“As long as you are eating your fish (two portions of 120g per week) your baby will be getting her Omegas through your breastmilk,” says Tammy Wolhuter, a registered dietician from Anne Till & Associates. Some formulas are fortified with Omega 3 fatty acids. Iron-deficiency in infancy has been shown to affect cognitive development later on. Ask your doctor whether she recommends supplementing with iron, Omega 3 or both.
Choose age-appropriate games. Learning should be fun and conducted in a warm and nurturing environment.
What doesn’t work
A baby doesn’t need a toy waved constantly in her face, or flash cards introduced over breakfast. Stimulating your baby – all her senses – helps form neural pathways and connections within the brain, but don’t be tempted to offer constant stimulation, chatter and toys.
Overstimulation can have the opposite of the desired effect – your baby will turn away, shut down, or cry. Listen to your baby’s response and respect her right to quiet time when she feels like it.
Endless structured activities
There are some wonderful mom and baby groups that are stimulating and friendly environments for you and your little one. By all means join up, but be wary of introducing too many formal activities, swimming, music and so on too early in the toddler and preschool years.
Babies and toddlers need down time, and time to set their own agenda. Give your baby time to play with her toes, watch the sunlight play across the floor or investigate the blades of grass beneath her. Let your toddler mess around in the sandpit with a friend for company. Her imagination, social skills and attention span will all benefit.
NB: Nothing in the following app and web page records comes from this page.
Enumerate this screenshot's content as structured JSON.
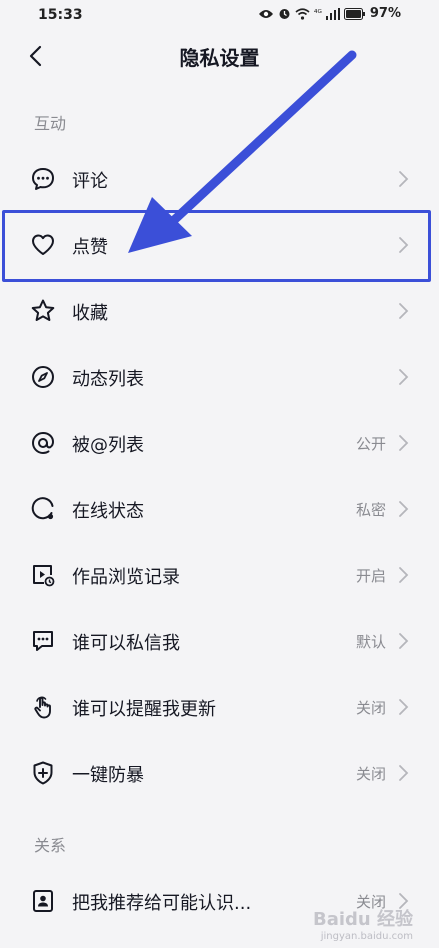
{
  "status_bar": {
    "time": "15:33",
    "signal_text": "⁴ᴳ",
    "battery": "97%"
  },
  "nav": {
    "title": "隐私设置"
  },
  "sections": {
    "interaction": "互动",
    "relationship": "关系"
  },
  "rows": [
    {
      "label": "评论",
      "value": "",
      "icon": "comment-icon"
    },
    {
      "label": "点赞",
      "value": "",
      "icon": "heart-icon"
    },
    {
      "label": "收藏",
      "value": "",
      "icon": "star-icon"
    },
    {
      "label": "动态列表",
      "value": "",
      "icon": "compass-icon"
    },
    {
      "label": "被@列表",
      "value": "公开",
      "icon": "at-icon"
    },
    {
      "label": "在线状态",
      "value": "私密",
      "icon": "online-status-icon"
    },
    {
      "label": "作品浏览记录",
      "value": "开启",
      "icon": "play-history-icon"
    },
    {
      "label": "谁可以私信我",
      "value": "默认",
      "icon": "message-icon"
    },
    {
      "label": "谁可以提醒我更新",
      "value": "关闭",
      "icon": "hand-tap-icon"
    },
    {
      "label": "一键防暴",
      "value": "关闭",
      "icon": "shield-plus-icon"
    },
    {
      "label": "把我推荐给可能认识...",
      "value": "关闭",
      "icon": "contact-card-icon"
    }
  ],
  "annotation": {
    "color": "#3b4fd8",
    "highlighted_row": "点赞"
  },
  "watermark": {
    "main": "Baidu 经验",
    "sub": "jingyan.baidu.com"
  },
  "colors": {
    "background": "#f4f4f6",
    "text": "#161823",
    "secondary": "#8a8b91",
    "annotation": "#3b4fd8"
  }
}
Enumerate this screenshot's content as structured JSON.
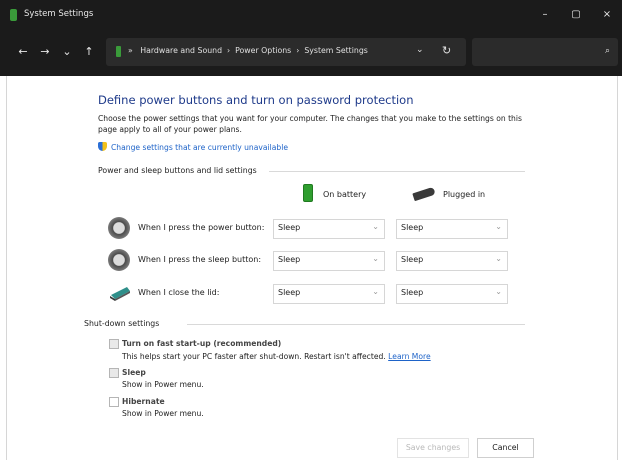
{
  "window": {
    "title": "System Settings",
    "buttons": {
      "minimize": "–",
      "maximize": "▢",
      "close": "×"
    }
  },
  "address_bar": {
    "back": "←",
    "forward": "→",
    "recent": "⌄",
    "up": "↑",
    "chevron_start": "»",
    "crumbs": [
      "Hardware and Sound",
      "Power Options",
      "System Settings"
    ],
    "separator": "›",
    "dropdown": "⌄",
    "refresh": "↻",
    "search_icon": "⌕"
  },
  "page": {
    "heading": "Define power buttons and turn on password protection",
    "description": "Choose the power settings that you want for your computer. The changes that you make to the settings on this page apply to all of your power plans.",
    "change_link": "Change settings that are currently unavailable",
    "power_section_label": "Power and sleep buttons and lid settings",
    "columns": {
      "battery": "On battery",
      "plugged": "Plugged in"
    },
    "rows": [
      {
        "label": "When I press the power button:",
        "battery": "Sleep",
        "plugged": "Sleep",
        "icon": "power-button-icon"
      },
      {
        "label": "When I press the sleep button:",
        "battery": "Sleep",
        "plugged": "Sleep",
        "icon": "sleep-button-icon"
      },
      {
        "label": "When I close the lid:",
        "battery": "Sleep",
        "plugged": "Sleep",
        "icon": "laptop-lid-icon"
      }
    ],
    "shutdown_section_label": "Shut-down settings",
    "shutdown_options": [
      {
        "label": "Turn on fast start-up (recommended)",
        "desc": "This helps start your PC faster after shut-down. Restart isn't affected.",
        "link": "Learn More"
      },
      {
        "label": "Sleep",
        "desc": "Show in Power menu."
      },
      {
        "label": "Hibernate",
        "desc": "Show in Power menu."
      }
    ],
    "save_label": "Save changes",
    "cancel_label": "Cancel"
  },
  "colors": {
    "title_bar": "#1b1b1b",
    "heading": "#1e3a8a",
    "link": "#1e63c8",
    "battery_green": "#2f9e2f"
  }
}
No television before the age of 2 is the recmmendation of the American Association of Pediatrics. It takes away from more beneficial activities that promote physical and intellectual activity, and active learning.
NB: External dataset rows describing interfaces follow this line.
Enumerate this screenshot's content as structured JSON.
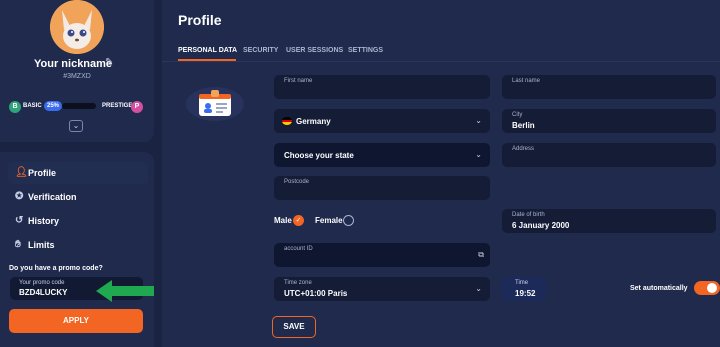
{
  "sidebar": {
    "nickname": "Your nickname",
    "user_id": "#3MZXD",
    "level": {
      "current_badge": "B",
      "current": "BASIC",
      "progress_label": "25%",
      "progress": 0.25,
      "next": "PRESTIGE",
      "next_badge": "P"
    },
    "nav": [
      {
        "label": "Profile",
        "icon": "user-icon",
        "active": true
      },
      {
        "label": "Verification",
        "icon": "verified-icon",
        "active": false
      },
      {
        "label": "History",
        "icon": "history-icon",
        "active": false
      },
      {
        "label": "Limits",
        "icon": "hand-icon",
        "active": false
      }
    ],
    "promo": {
      "question": "Do you have a promo code?",
      "label": "Your promo code",
      "value": "BZD4LUCKY",
      "apply_label": "APPLY"
    }
  },
  "main": {
    "title": "Profile",
    "tabs": [
      {
        "label": "PERSONAL DATA",
        "active": true
      },
      {
        "label": "SECURITY",
        "active": false
      },
      {
        "label": "USER SESSIONS",
        "active": false
      },
      {
        "label": "SETTINGS",
        "active": false
      }
    ],
    "form": {
      "first_name_label": "First name",
      "first_name": "",
      "last_name_label": "Last name",
      "last_name": "",
      "country": "Germany",
      "city_label": "City",
      "city": "Berlin",
      "state_placeholder": "Choose your state",
      "address_label": "Address",
      "address": "",
      "postcode_label": "Postcode",
      "postcode": "",
      "gender_male": "Male",
      "gender_female": "Female",
      "gender_selected": "Male",
      "dob_label": "Date of birth",
      "dob": "6 January 2000",
      "account_id_label": "account ID",
      "account_id": "",
      "timezone_label": "Time zone",
      "timezone": "UTC+01:00 Paris",
      "time_label": "Time",
      "time": "19:52",
      "set_auto_label": "Set automatically",
      "set_auto": true,
      "save_label": "SAVE"
    }
  },
  "colors": {
    "accent": "#f26522",
    "background": "#1a2342",
    "panel": "#1f2a4d",
    "field": "#141c36",
    "arrow": "#1fa84f"
  }
}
Learning should be fun and natural. Remember too, that just as your baby’s physical development follows a certain pattern, so does cognitive development. Pushing your baby to read before she’s ready won’t be successful and you’ll both end up frustrated.
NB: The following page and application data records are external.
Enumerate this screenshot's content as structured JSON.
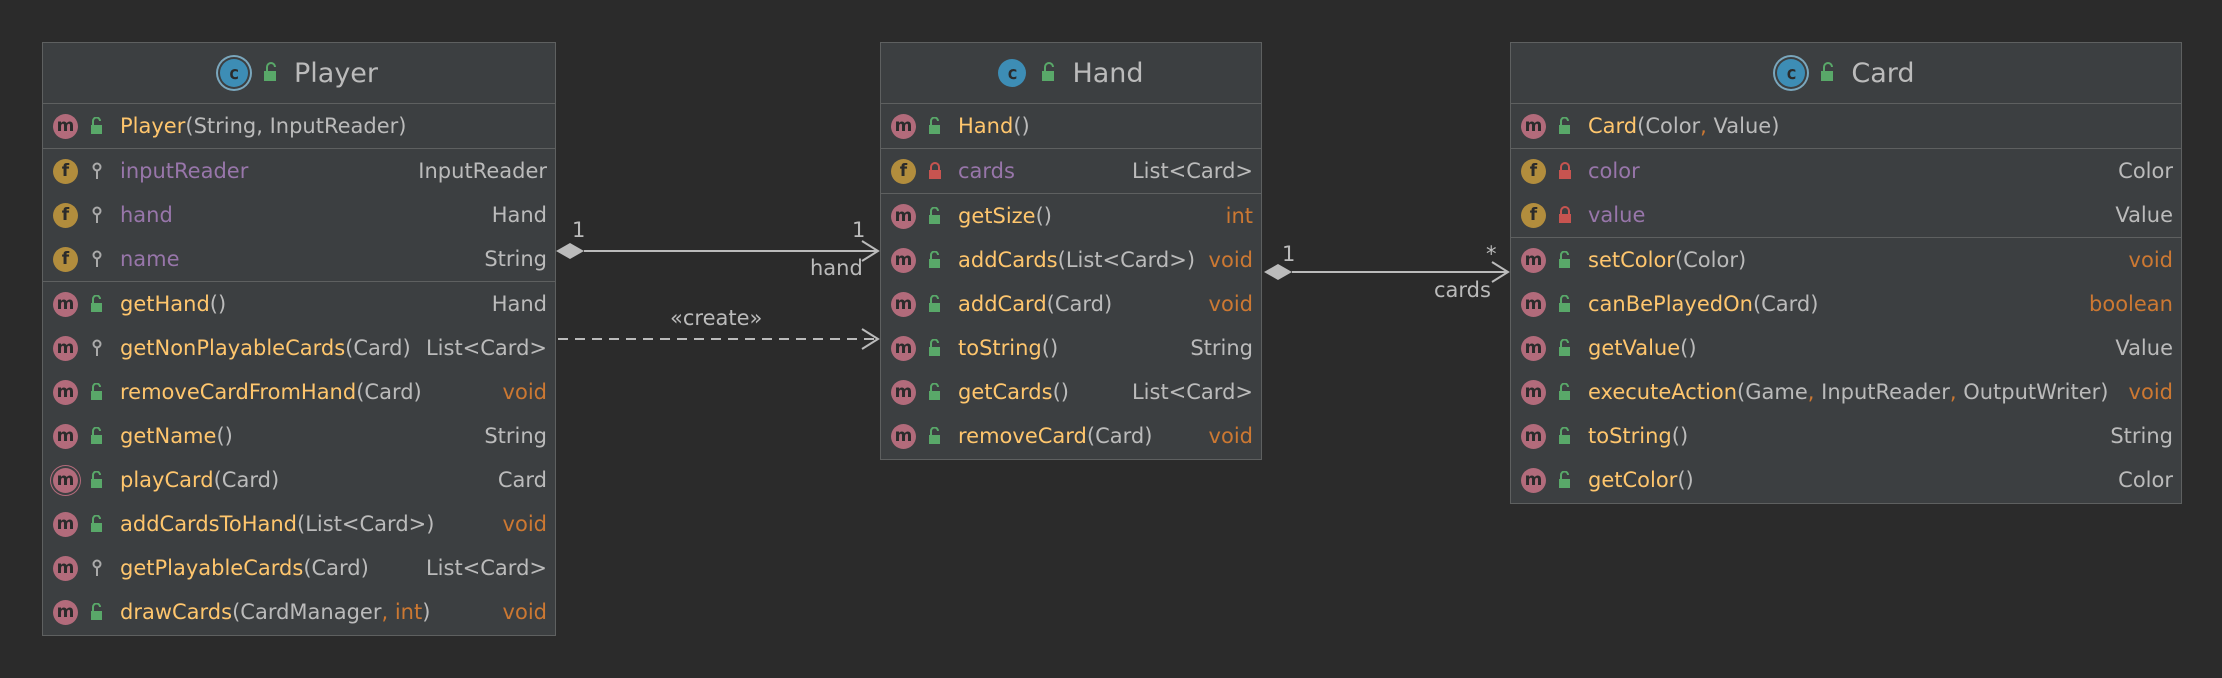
{
  "classes": {
    "player": {
      "name": "Player",
      "constructor": {
        "name": "Player",
        "params": "String, InputReader"
      },
      "fields": [
        {
          "name": "inputReader",
          "type": "InputReader"
        },
        {
          "name": "hand",
          "type": "Hand"
        },
        {
          "name": "name",
          "type": "String"
        }
      ],
      "methods": [
        {
          "name": "getHand",
          "params": "",
          "ret": "Hand"
        },
        {
          "name": "getNonPlayableCards",
          "params": "Card",
          "ret": "List<Card>"
        },
        {
          "name": "removeCardFromHand",
          "params": "Card",
          "ret": "void"
        },
        {
          "name": "getName",
          "params": "",
          "ret": "String"
        },
        {
          "name": "playCard",
          "params": "Card",
          "ret": "Card"
        },
        {
          "name": "addCardsToHand",
          "params": "List<Card>",
          "ret": "void"
        },
        {
          "name": "getPlayableCards",
          "params": "Card",
          "ret": "List<Card>"
        },
        {
          "name": "drawCards",
          "params_a": "CardManager",
          "params_sep": ",",
          "params_b": "int",
          "ret": "void"
        }
      ]
    },
    "hand": {
      "name": "Hand",
      "constructor": {
        "name": "Hand",
        "params": ""
      },
      "fields": [
        {
          "name": "cards",
          "type": "List<Card>"
        }
      ],
      "methods": [
        {
          "name": "getSize",
          "params": "",
          "ret": "int"
        },
        {
          "name": "addCards",
          "params": "List<Card>",
          "ret": "void"
        },
        {
          "name": "addCard",
          "params": "Card",
          "ret": "void"
        },
        {
          "name": "toString",
          "params": "",
          "ret": "String"
        },
        {
          "name": "getCards",
          "params": "",
          "ret": "List<Card>"
        },
        {
          "name": "removeCard",
          "params": "Card",
          "ret": "void"
        }
      ]
    },
    "card": {
      "name": "Card",
      "constructor": {
        "name": "Card",
        "params_a": "Color",
        "params_sep": ",",
        "params_b": "Value"
      },
      "fields": [
        {
          "name": "color",
          "type": "Color"
        },
        {
          "name": "value",
          "type": "Value"
        }
      ],
      "methods": [
        {
          "name": "setColor",
          "params": "Color",
          "ret": "void"
        },
        {
          "name": "canBePlayedOn",
          "params": "Card",
          "ret": "boolean"
        },
        {
          "name": "getValue",
          "params": "",
          "ret": "Value"
        },
        {
          "name": "executeAction",
          "params_a": "Game",
          "params_sep1": ",",
          "params_b": "InputReader",
          "params_sep2": ",",
          "params_c": "OutputWriter",
          "ret": "void"
        },
        {
          "name": "toString",
          "params": "",
          "ret": "String"
        },
        {
          "name": "getColor",
          "params": "",
          "ret": "Color"
        }
      ]
    }
  },
  "icons": {
    "class_letter": "c",
    "method_letter": "m",
    "field_letter": "f"
  },
  "relations": {
    "player_hand": {
      "source_mult": "1",
      "target_mult": "1",
      "role": "hand"
    },
    "create": {
      "label": "«create»"
    },
    "hand_card": {
      "source_mult": "1",
      "target_mult": "*",
      "role": "cards"
    }
  },
  "colors": {
    "background": "#2b2b2b",
    "box": "#3c3f41",
    "border": "#5e6060",
    "method_name": "#ffc66d",
    "field_name": "#9876aa",
    "keyword": "#cc7832",
    "text": "#bbbbbb",
    "class_icon": "#3d8db5",
    "method_icon": "#b26b7b",
    "field_icon": "#b28d3d",
    "public_lock": "#59a869",
    "private_lock": "#c75450"
  }
}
Nature and nurture
Today it is recognised that there are different ways to learn and be clever. Harvard professor Howard Gardner’s Theory of Multiple Intelligences changed the way we think about intelligence. As a result, parents are asking not just, “Is my child clever?” but, “What sort of clever is my child?”
It’s not just about school smarts – your child may display linguistic, mathematical, kinesthetic, or other kinds of intelligence. Encourage your child to explore her unique gifts and talents.
Intelligence is a complex mix of genetic and environmental factors, or nature and nurture. Your baby is born with genes inherited from both parents, which to some extent set potential.
Not every child has the potential to be an Olympic gymnast or a concert cellist or a Nobel scientist, no matter how many extra lessons you drive her to! Similarly, a child with great mathematical potential who grows up in a slum, with no schooling, will not have the environmental opportunities to develop that talent.
The environment in which your baby grows up – what she experiences, her toys and books, her diet, her siblings, anillness or accident, her school and many more contributing factors – will influence how she grows up intellectually, physically and emotionally. Genetic and environmental factors influence each other in subtle and complex ways.
The music myth
Claims that music makes babies smarter (the so-called Mozart effect) are controversial. Research shows a temporary increase in spatial reasoning when students had listened to Mozart before being tested. It may be a stretch to claim that listening to Mozart will increase your child’s IQ, but it is fair to say that music is powerfully connected to other abilities, including maths and language.
Studies found that learning piano does develop children’s spatial-temporal intelligence. Our advice? Listen to music together, sing to your baby and encourage your child to make music too.